What You Need to Know About the Letter of Intent
The other day, a member of our Multifamily Community Facebook Group had questions about when and how to use a letter of intent. This isn’t the first time I’ve had someone ask me about this topic, so today I’m sharing that information here on the blog.
What’s a Letter of Intent?
The letter of intent (LOI) is a written ‘handshake’ agreement between two parties indicating their mutual desire to enter into a binding contract or lease.
In a real estate transaction, the purpose of an LOI is to create a (mostly) non-binding agreement between the Buyer and Seller so that both parties can begin to negotiate in good faith.
When to Use a Letter of Intent
There are two general ways to make an offer on a property.
The first is to draw up a complete purchase and sales agreement with your desired terms and present it to the seller. More often than not, this will involve the help of a lawyer and will cost you time and money.
The second is to write up and submit an LOI. This simple one- or two-page document will be sufficient to get your desired terms out on the table and begin the conversation with the seller. If you find that you won’t be able to reach an agreement, you won’t have wasted the time and money necessary to draw up a contract with your lawyer.
What to Include in Your Letter of Intent
Given its intended function, the LOI doesn’t have to be anywhere near as complex as a full-blown purchase and sale agreement. If and when the Buyer and Seller come to terms, the contract will expand upon every term in appropriate detail.
That said, here’s what should go into a good LOI:
- Biographical Information – Begin by specifying the full names, addresses, and contact information for each of the parties involved in the transaction.
- Purchase Price – Indicate your opening bid on the property. This figure will likely change in negotiation. At this point, however, getting the number out there quickly will help see if you and the seller are on the same page.
- Down Payment and Loan Terms – If you’re going to make the deal contingent on financing, specify the basic terms of the loan you plan to secure.
- Escrow Company – Include the name and contact information for your title attorney or escrow agency.

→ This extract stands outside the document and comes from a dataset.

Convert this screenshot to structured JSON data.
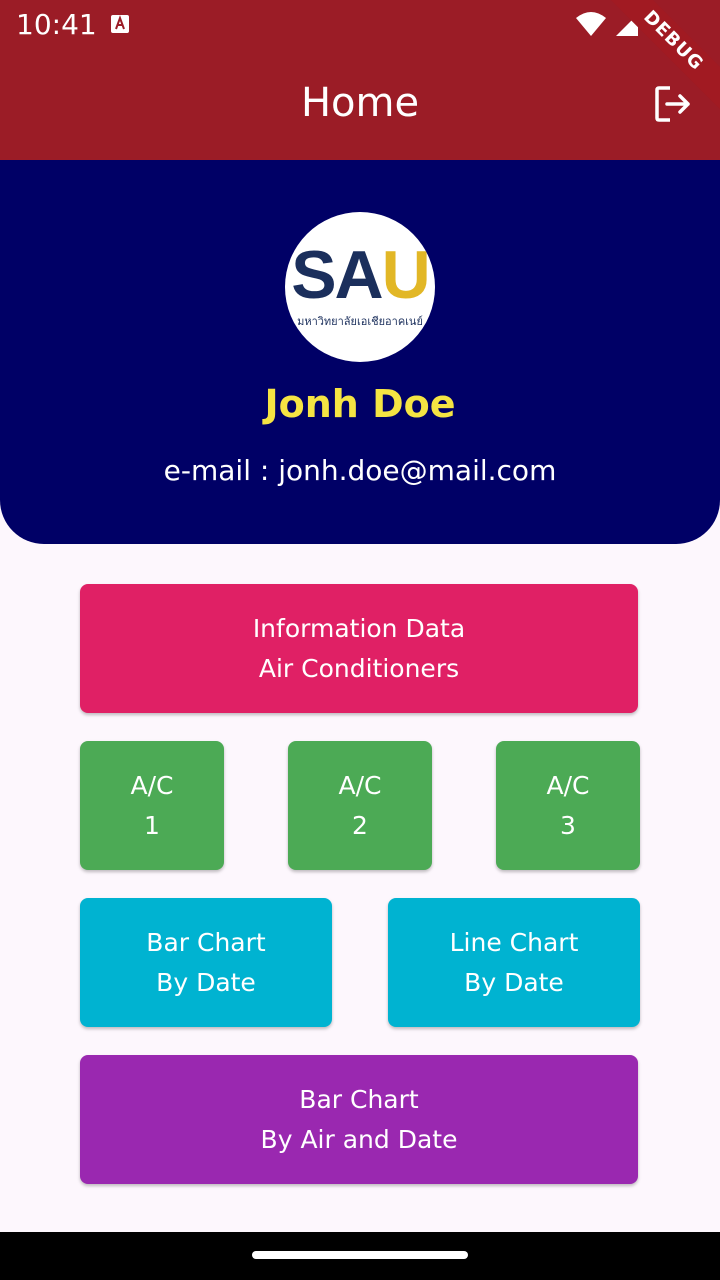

- Closing and Conveyance – Specify the attorney who will close the transaction as well as your anticipated closing date.
- Conditions/Contingencies – This section is especially important. In it, you’ll set yourself up for the due diligence that will immediately follow a binding purchase and sales agreement. Be sure to include provisions for financing, appraisal, title survey, physical inspection, and document review (including current leases, rent rolls, income statements, and service contracts).
- Earnest Money – Specify the amount of earnest (“good faith”) money you intend to submit if and when a contract is written. This money is your guarantee that you’ll hold up your end of the deal. The purchase and sale contract will contain precise language for how earnest money is to be handled.
- Costs/Expenses – If you’d like the seller to cover the cost of a title insurance policy, you’ll want to make that known in your LOI. Additionally, you’ll need to specify who’s expected to cover which portions of the closing costs associated with the property. Finally, make sure to address tax and utility prorations as well.
- Contract Assignment – Though not absolutely necessary, I suggest you retain your right to assign the contract to another party if you so choose. This will not only give you an option to ‘sell’ the deal to another investor but to transfer it into an LLC.
- Personal Property – Transfer of personal property can often be fraught in real estate transactions. It’s important to specify—in detail—which items you’d like to remain with the property so that there can be no dispute later.
- Broker Commission – If there are brokers involved on either side of the commission, be sure to indicate their commission figures as well as who’s expected to pay.
- Exclusivity/Non-Shop/Non-Solicitation – This is one of the most critical sections of your LOI. In it, you’ll specify that the Seller is by no means to market the property or to solicit other buyers so long as this LOI is in effect.
- Confidentiality – Make sure to include language that prevents either side from disclosing information about the deal to a third party without written permission.
- Additional Stipulations – If you have any further requests that haven’t been addressed in the previous terms, add them in the final section of your LOI.
To Bind or Not to Bind
Close your LOI by indicating that all but the exclusivity and confidentiality portions of the letter are not legally binding. If you fail to do so, then the LOI could be interpreted as a legally binding contract, opening you to unnecessary obligation and legal liability.
The letter of intent is a low-pressure way to indicate your serious interest in purchasing a property and give you protected time to investigate further without worry about losing out to a competitor. For those reasons, I’d recommend you use an LOI on every deal.
For more on letters of intent, along with an example, check out my free book on Multifamily real estate investment.